Dr. Suzanne Kamel-Reid, Head, Laboratory Genetics, UHN, has been exploring how that question applies to lung cancer patients since 2016.
The results of her study, co-led by Dr. Ming-Sound Tsao, Senior Scientist, and Dr. Tracy Stockley, Associate Director, Laboratory Genetics with the Princess Margaret, used blood to predict the presence of a mutation in tissue to optimize treatment.
"We've been able to optimize and validate a simple blood test, and now implement it clinically," says Dr. Kamel-Reid. "We believe we are the first lab in Canada to offer this to our patients."
Samples were studied at laboratories across the country, including Ontario, British Columbia, Alberta, Quebec, and Nova Scotia.
"Tumours shed cells and those cells release DNA, and we are looking for that DNA," says Dr. Kamel-Reid. "It's at very low levels, so you have to have technology that can detect it very sensitively."
As of October 2017, this liquid biopsy test is being offered to patients across Ontario. Dr. Kamel-Reid says the same non-invasive methodology could also be used to test for mutations in other cancers.

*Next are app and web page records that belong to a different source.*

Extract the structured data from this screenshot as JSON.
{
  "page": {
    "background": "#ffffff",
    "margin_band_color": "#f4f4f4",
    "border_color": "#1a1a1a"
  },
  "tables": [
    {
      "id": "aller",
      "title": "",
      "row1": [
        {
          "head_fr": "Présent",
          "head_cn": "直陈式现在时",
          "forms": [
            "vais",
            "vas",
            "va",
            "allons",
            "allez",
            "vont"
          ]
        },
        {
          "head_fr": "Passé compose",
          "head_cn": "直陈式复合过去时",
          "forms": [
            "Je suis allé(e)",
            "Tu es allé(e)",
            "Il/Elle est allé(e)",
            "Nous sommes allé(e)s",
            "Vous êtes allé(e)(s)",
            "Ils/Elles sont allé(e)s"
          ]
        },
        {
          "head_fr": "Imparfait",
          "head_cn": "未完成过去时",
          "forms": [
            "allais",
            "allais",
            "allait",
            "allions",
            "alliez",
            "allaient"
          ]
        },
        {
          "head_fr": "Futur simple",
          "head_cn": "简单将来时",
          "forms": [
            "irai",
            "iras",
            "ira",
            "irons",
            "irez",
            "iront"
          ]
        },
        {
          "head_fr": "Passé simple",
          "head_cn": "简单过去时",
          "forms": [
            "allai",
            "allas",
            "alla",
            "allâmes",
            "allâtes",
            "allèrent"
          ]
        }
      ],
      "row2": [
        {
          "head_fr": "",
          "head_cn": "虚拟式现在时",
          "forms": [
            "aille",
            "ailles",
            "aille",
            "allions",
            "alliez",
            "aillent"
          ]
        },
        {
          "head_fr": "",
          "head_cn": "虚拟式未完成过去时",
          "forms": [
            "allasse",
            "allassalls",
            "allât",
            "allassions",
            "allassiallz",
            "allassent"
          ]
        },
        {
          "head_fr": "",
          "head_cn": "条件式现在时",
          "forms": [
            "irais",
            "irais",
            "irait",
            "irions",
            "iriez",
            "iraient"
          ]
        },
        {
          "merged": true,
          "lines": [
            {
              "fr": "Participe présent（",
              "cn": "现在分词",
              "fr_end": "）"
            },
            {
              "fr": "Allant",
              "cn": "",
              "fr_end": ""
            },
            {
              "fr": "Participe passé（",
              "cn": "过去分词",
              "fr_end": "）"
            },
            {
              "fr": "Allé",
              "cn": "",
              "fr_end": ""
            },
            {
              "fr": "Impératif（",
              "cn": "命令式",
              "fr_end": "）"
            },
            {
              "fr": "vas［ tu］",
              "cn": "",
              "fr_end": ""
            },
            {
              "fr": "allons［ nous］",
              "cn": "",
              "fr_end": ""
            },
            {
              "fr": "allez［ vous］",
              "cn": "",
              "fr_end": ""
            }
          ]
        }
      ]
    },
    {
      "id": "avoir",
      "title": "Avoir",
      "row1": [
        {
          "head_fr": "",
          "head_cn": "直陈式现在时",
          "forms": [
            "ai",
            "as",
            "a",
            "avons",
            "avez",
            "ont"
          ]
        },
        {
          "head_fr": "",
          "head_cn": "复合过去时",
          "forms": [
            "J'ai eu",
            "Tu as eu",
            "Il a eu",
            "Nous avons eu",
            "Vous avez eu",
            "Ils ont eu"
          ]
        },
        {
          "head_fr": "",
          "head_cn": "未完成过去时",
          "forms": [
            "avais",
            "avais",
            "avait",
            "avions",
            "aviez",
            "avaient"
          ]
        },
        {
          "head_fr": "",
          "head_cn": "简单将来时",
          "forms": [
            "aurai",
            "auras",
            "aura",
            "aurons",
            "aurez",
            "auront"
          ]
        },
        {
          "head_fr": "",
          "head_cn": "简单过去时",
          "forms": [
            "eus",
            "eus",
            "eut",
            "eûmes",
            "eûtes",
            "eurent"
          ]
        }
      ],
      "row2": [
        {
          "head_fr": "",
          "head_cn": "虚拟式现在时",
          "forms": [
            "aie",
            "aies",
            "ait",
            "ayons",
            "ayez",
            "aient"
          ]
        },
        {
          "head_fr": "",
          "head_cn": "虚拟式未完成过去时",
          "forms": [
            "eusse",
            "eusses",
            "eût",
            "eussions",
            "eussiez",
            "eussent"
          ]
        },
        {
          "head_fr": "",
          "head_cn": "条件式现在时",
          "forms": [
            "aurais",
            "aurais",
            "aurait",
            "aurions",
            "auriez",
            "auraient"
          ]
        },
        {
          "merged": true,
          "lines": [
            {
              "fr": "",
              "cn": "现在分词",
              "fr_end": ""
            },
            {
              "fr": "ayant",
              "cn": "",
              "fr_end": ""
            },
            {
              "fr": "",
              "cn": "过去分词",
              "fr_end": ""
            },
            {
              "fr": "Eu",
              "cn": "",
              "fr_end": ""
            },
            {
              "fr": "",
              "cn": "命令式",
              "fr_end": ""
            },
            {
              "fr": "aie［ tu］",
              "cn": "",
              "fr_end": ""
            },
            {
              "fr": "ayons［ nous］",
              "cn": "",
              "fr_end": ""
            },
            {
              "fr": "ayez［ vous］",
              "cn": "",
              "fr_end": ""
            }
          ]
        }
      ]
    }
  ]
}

The “Transformers” magazine by The Princess Margaret Cancer Foundation focuses on how the Princess Margaret Cancer Centre is adopting new methods, including the power of machine learning and artificial intelligence, to deliver precision medicine and transform cancer care.